--- START ---
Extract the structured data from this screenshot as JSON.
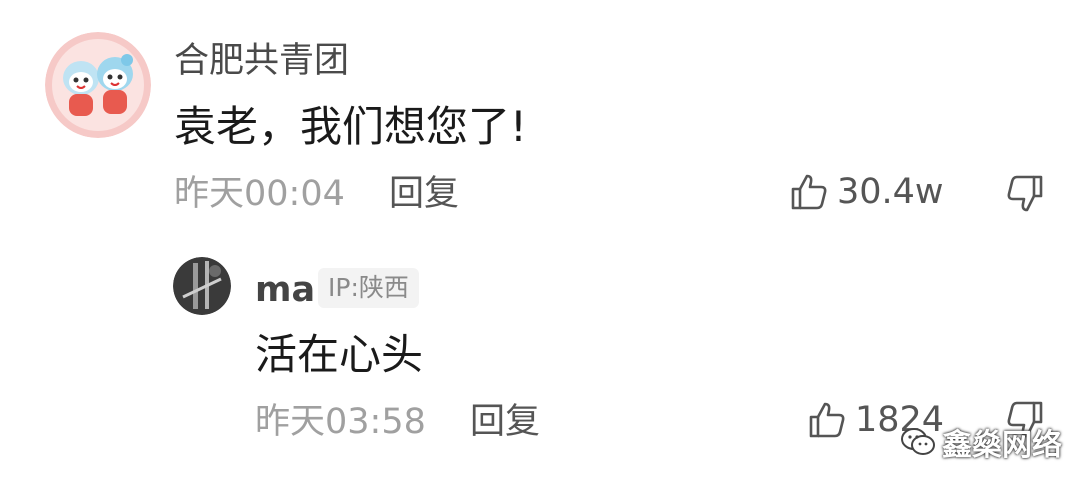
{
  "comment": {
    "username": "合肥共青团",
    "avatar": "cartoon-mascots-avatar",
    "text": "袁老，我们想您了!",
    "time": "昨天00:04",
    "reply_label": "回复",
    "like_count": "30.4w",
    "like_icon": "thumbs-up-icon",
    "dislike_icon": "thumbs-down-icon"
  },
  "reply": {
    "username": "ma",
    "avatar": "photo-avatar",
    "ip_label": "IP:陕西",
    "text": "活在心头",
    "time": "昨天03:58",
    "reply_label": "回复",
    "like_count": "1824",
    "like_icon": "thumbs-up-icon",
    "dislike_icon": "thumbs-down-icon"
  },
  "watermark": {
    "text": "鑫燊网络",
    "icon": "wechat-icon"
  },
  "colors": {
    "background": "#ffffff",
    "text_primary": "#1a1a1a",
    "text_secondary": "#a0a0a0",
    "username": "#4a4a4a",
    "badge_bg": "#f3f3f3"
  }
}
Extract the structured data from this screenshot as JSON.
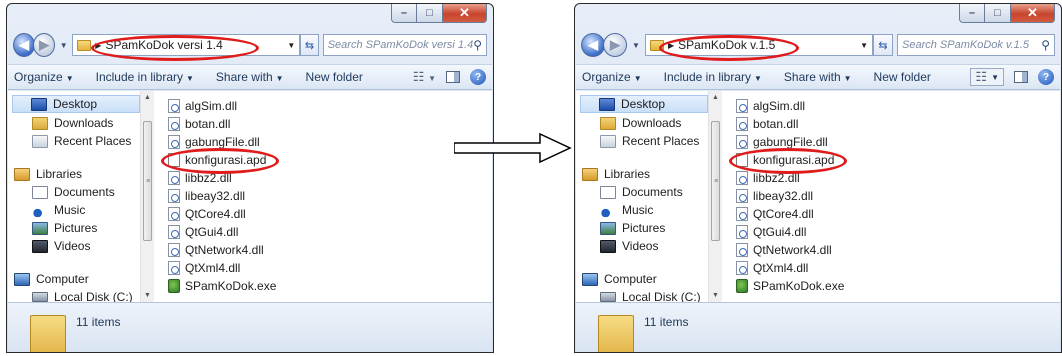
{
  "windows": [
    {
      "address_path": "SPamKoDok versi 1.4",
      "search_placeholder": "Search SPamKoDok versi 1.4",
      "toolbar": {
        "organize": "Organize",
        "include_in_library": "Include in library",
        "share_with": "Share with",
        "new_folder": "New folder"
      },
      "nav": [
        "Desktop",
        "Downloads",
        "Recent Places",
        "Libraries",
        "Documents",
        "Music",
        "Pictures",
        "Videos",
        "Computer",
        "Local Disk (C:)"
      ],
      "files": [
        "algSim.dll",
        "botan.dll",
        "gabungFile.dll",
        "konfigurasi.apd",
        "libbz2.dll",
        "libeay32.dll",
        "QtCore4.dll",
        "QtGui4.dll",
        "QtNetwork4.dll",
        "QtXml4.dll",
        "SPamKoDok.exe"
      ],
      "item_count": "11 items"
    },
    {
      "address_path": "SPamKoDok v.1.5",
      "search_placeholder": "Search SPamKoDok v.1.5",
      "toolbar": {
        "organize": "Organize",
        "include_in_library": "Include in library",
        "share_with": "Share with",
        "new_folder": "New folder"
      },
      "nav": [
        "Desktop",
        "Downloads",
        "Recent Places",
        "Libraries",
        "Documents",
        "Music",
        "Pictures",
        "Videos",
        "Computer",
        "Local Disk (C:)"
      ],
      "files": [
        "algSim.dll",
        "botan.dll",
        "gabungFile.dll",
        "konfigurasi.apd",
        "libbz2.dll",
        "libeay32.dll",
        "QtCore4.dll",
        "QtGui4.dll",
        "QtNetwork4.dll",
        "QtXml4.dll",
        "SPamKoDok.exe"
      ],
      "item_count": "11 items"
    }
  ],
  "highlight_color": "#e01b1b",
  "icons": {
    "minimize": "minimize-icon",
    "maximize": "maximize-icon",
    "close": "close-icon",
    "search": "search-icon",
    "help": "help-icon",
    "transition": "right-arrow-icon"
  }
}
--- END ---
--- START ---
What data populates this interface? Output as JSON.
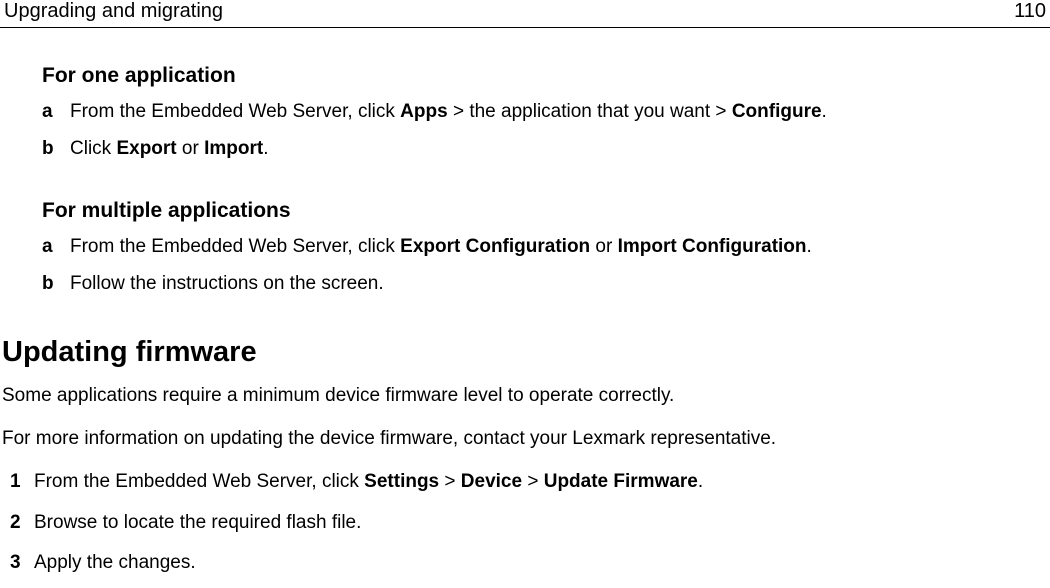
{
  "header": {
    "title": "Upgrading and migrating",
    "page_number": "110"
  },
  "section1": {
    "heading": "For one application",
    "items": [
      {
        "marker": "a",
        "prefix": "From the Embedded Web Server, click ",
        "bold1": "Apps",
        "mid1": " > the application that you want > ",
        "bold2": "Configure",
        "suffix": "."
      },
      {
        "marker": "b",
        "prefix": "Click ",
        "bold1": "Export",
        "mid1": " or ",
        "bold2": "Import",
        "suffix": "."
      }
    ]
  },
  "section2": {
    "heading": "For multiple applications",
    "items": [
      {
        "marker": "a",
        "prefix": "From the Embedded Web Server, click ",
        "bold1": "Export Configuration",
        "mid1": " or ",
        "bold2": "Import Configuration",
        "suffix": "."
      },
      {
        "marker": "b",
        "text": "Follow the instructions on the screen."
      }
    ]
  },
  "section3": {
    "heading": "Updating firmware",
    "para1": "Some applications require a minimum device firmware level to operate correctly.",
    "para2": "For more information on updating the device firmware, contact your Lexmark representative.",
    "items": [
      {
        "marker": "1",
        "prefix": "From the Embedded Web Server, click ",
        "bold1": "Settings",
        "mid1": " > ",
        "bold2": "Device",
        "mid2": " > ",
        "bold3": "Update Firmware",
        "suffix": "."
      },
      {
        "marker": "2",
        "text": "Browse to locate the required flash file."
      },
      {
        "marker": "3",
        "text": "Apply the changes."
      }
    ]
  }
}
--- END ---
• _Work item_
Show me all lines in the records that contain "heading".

• _Solution for this task_
    "heading": "For one application",
    "heading": "For multiple applications",
    "heading": "Updating firmware",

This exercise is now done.